Changing tires is a routine process everyone has to go through once in a while. However, things might get tricky when it comes to changing wheels size. Remember that your vehicle is more than an expensive toy. It is a sophisticated, fine-tuned system that depends on consistency. When you add seemingly minor changes, be prepared that they can send cascading effects throughout different parts of this system. This is also true for your wheel size, so here are some safety tips if you still want to play with your car’s aesthetics and performance.
How to Change Tire Size Safely
The easiest way to get more ground clearance or to visually make your car look bigger is to get bigger tires. This must be done with caution since every car is designed specifically with a certain tire size in mind. This generally means that your wheel well will only fit tires of a particular size specified in the manual. If you get anything that exceeds that size, you run a risk of making your new tires rub against the well walls and possibly damage the frame and other essential components like the braking system.
Always check compatibility to prevent such issues. It is a simple task if you use popular tire comparison tools that show you the old and new wheel specs and how your choice will impact other important parameters, which we will discuss below.
The only downside of such tools is that their capacities are limited. No tool will let you know that your desired bulky tires are much heavier than they should be. This extra weight is a problem because it silently and continuously wears down the parts that keep your wheel attached to the car and affects your braking performance.
In contrast, if you decide to get smaller wheels, there are different risks you can run into. “This is a popular mod to pair up with a lowering kit,” says Oliver Brown, Data Coordinator at Wheelssize.com. “What people often don’t realize is that smaller tires increase the revolution rate.” This is particularly important to how your transmission works.

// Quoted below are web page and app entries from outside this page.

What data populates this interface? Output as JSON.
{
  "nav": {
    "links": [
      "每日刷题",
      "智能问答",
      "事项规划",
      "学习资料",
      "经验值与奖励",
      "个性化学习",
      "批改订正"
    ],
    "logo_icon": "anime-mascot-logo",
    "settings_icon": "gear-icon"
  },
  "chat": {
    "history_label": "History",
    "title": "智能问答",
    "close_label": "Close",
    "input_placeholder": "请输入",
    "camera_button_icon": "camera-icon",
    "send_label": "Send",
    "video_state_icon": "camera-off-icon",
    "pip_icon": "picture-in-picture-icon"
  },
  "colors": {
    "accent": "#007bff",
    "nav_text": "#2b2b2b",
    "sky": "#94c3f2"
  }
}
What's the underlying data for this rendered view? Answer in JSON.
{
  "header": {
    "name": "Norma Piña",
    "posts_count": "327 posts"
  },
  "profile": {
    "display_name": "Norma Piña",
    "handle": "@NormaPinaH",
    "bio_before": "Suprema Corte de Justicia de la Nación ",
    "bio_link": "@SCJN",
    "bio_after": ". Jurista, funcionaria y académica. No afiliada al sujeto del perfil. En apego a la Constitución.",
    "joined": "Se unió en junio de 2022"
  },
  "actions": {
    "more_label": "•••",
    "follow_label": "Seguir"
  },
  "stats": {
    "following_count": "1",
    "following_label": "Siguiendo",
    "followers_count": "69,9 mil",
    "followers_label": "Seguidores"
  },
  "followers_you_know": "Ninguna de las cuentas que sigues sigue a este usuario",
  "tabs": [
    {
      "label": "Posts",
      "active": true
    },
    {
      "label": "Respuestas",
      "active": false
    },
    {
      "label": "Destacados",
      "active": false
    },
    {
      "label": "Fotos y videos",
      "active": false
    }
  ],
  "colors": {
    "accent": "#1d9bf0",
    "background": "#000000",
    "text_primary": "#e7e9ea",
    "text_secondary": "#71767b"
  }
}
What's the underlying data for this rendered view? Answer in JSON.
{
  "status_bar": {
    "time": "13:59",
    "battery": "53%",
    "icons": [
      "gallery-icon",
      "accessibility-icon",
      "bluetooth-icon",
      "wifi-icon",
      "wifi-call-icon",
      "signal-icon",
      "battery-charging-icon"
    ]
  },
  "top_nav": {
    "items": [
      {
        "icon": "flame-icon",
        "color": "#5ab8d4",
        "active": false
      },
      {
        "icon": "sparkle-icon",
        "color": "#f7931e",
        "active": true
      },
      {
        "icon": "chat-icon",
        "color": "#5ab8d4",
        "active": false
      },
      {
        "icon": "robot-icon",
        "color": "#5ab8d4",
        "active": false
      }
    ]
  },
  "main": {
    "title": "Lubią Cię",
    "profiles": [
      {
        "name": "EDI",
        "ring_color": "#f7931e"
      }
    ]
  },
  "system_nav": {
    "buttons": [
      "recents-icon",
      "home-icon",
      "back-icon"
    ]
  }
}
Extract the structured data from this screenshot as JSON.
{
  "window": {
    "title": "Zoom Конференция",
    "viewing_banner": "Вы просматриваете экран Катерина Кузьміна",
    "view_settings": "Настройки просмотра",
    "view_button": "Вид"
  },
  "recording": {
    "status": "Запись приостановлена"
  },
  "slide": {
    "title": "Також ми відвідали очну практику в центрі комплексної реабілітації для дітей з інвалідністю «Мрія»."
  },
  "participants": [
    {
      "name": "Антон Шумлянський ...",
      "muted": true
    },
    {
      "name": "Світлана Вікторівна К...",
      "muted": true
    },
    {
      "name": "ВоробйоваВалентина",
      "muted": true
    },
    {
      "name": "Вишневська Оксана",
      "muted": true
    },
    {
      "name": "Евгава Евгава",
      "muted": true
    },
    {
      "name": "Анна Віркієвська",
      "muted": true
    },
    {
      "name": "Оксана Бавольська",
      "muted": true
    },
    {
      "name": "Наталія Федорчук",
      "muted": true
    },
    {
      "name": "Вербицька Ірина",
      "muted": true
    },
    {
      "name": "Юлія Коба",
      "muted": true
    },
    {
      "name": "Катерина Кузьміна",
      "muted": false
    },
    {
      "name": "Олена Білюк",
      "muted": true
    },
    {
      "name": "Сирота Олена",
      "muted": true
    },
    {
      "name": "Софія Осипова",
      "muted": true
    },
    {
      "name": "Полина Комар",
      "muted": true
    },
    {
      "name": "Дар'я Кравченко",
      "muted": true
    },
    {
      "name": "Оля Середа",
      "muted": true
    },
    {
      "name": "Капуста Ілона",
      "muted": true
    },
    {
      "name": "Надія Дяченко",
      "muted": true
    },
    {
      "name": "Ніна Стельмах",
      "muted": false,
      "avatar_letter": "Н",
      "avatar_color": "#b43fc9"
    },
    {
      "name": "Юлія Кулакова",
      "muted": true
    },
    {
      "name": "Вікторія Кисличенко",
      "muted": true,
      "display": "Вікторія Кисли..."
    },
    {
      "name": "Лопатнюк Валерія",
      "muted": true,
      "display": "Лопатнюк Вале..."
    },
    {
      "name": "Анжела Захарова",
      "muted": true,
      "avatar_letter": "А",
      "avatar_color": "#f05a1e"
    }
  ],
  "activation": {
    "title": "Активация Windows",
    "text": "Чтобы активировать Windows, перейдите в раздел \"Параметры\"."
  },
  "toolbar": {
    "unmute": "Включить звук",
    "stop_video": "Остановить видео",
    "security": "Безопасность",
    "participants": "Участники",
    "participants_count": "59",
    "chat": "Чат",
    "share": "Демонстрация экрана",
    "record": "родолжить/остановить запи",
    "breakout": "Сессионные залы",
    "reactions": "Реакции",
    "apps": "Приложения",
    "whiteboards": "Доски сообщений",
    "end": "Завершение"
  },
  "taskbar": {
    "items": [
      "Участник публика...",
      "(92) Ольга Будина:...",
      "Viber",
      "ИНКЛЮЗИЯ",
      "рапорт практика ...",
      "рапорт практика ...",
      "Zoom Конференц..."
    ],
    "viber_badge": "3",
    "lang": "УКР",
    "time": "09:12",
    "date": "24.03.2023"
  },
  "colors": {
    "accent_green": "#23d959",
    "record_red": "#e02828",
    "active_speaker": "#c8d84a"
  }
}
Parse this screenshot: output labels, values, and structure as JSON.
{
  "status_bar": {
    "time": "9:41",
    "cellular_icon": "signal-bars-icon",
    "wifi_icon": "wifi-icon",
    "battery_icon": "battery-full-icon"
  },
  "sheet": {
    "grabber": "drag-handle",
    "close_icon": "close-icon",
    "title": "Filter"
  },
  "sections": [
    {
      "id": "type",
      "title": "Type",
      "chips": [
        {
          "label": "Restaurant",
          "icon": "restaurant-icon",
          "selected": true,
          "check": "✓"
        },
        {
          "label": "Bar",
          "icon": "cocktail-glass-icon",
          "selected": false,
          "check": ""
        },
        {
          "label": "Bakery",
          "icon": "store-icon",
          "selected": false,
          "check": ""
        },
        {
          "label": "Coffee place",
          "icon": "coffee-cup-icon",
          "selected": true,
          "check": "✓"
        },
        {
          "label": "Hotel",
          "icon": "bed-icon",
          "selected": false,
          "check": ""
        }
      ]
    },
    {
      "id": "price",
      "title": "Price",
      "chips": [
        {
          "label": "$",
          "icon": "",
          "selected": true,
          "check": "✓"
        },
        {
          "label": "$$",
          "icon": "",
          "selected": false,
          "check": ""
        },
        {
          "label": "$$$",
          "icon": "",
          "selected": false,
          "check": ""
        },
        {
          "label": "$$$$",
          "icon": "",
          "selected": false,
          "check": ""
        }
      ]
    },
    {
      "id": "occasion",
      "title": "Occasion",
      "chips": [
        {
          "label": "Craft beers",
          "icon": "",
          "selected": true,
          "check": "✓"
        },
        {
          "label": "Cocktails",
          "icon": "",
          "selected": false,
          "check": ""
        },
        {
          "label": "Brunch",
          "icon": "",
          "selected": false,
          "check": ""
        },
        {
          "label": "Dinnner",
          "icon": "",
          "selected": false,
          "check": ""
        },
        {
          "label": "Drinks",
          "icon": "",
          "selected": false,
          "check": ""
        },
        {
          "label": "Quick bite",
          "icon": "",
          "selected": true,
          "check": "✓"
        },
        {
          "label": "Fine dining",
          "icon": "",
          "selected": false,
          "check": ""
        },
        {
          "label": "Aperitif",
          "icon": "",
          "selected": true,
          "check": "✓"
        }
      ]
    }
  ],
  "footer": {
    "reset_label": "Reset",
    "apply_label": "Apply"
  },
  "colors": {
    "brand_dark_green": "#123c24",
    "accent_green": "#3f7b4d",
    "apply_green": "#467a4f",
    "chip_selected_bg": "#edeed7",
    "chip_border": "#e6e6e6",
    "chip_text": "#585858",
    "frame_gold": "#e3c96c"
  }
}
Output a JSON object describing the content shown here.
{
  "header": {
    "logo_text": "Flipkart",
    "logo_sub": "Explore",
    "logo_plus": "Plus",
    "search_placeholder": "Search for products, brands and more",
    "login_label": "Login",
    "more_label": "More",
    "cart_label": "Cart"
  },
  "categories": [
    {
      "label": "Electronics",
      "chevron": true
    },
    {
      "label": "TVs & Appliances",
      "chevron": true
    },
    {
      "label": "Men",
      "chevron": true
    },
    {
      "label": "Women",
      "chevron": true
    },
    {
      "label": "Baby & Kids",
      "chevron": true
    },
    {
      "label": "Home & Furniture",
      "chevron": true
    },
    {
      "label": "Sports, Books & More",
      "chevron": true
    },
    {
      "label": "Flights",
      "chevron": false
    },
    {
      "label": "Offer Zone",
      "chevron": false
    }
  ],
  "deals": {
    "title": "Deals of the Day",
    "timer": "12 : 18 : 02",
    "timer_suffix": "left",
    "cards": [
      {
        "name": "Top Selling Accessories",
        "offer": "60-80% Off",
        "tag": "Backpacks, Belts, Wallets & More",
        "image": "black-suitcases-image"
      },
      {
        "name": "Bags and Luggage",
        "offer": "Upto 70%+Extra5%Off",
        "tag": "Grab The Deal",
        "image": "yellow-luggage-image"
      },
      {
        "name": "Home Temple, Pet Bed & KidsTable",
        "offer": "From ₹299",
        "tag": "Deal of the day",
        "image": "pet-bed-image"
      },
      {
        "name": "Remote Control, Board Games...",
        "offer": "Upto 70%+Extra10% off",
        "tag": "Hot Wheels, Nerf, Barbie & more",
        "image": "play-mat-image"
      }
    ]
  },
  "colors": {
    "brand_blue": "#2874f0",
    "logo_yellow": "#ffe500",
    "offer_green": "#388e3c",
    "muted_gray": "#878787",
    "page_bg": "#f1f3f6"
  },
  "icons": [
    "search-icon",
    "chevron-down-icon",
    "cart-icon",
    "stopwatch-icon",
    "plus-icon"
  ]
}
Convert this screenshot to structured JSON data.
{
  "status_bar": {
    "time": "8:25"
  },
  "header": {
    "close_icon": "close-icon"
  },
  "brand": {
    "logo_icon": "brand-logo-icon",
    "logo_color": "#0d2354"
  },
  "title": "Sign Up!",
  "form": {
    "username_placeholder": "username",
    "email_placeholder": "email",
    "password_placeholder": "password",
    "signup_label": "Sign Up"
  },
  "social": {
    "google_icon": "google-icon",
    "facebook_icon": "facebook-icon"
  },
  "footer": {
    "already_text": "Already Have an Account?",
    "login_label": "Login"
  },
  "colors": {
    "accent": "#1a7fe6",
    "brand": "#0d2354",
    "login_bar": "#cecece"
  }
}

Faster spinning wears it down quicker than you would normally expect, not to mention a possible overheating of the transmission fluid.
Small tires can also affect your safety systems in a bad way. Remember that braking, driving assistance features and anti-lock brakes, to some extent, rely on wheels. And if you decide to reduce their size significantly, run a thorough test with a professional mechanic.
How Different Wheel Size Influences Your Vehicle
To some car customization enthusiasts, larger tires are not enough, and they want to change the wheels completely. Depending on the car and the size difference, this modification can be done at a local shop. However, larger rims can have similar consequences to up-sizing tires without some supporting upgrades. The key difference is that the wheels themselves are pretty heavy and often require bigger tires to match their diameter. This puts your car through even bigger strain.
The change in both weight and diameter will eventually affect the handling making the vehicle less responsive, and it will also impact acceleration. Since it takes more effort to turn bigger wheels, your car will naturally accelerate worse than it used to.
Smaller rims will significantly cut your tires’ life span. Since smaller wheels usually mean smaller tires, this means they will spin faster. And unfortunately, smaller tires will wear much faster. Thread gets sanded off the tires from fast spinning and close contact with the road.
Always Check The Bolt Pattern
When looking for new wheels, size is hardly the only thing you should consider carefully. Each wheel has a specific bolt pattern and if you want to change the wheel for some reason, make sure the pattern remains the same. It can not be changed for safety reasons because manufacturers build their cars with regard to many technical characteristics (weight distribution, wheel weight, the durability of the wheel assembly, etc.). Getting wheels with a perfectly matching bolt pattern and lug nut sizes will guarantee that those wheels stay secure on their mounting.
Size Difference Alter The Wheel Offset
Larger wheels or tires are often wider and smaller wheels are narrower, which means they fit in the wheel well differently. This change can throw off your wheel offset, impact handling and other characteristics. The wheel offset describes the distance from the wheel centerline to the place where that wheel is mounted, and it can be zero, positive or negative. The more your wheel protrudes outwards, the more positive it is. Therefore, the offset changes if you suddenly switch rims or tires (or both) for larger or smaller models.
Venture too far into the positive zone and you will get a much worse handling experience. There will also be a risk of damaging brakes and the vehicle’s body with tires. And with too much negative offset, the transmission will suffer from too much wear. The rule of thumb in this situation is to not get further than 5mm from your OEM offset values.
Speedometer & Odometer Discrepancies
No surprise that your speed and distance are calculated based on how the wheels roll. But drivers often forget about all the nuances when there is a lot to consider when buying new wheels or tires. We already know that tire size or rather its diameter, affects the revolution rate.
Larger tires complete the circle at a slower pace than they should, according to the manufacturer’s calculations. The speedometer will pick the data wrong and show that your vehicle is moving at a lower speed than it actually is. The odometer readings will also show that you have traveled a shorter distance. And with smaller wheels, these discrepancies in readings will be reversed. Both the speedometer and odometer will exaggerate your speed and distance.
This problem can be solved by calibrating both devices. This can be done at your local shop or if you have spare time, you can find the calibrating button in the manual and follow the instructions.
Regardless of your wheel size preferences, remember that your safety must always come first. Drive safely!
Written by Charles Farrell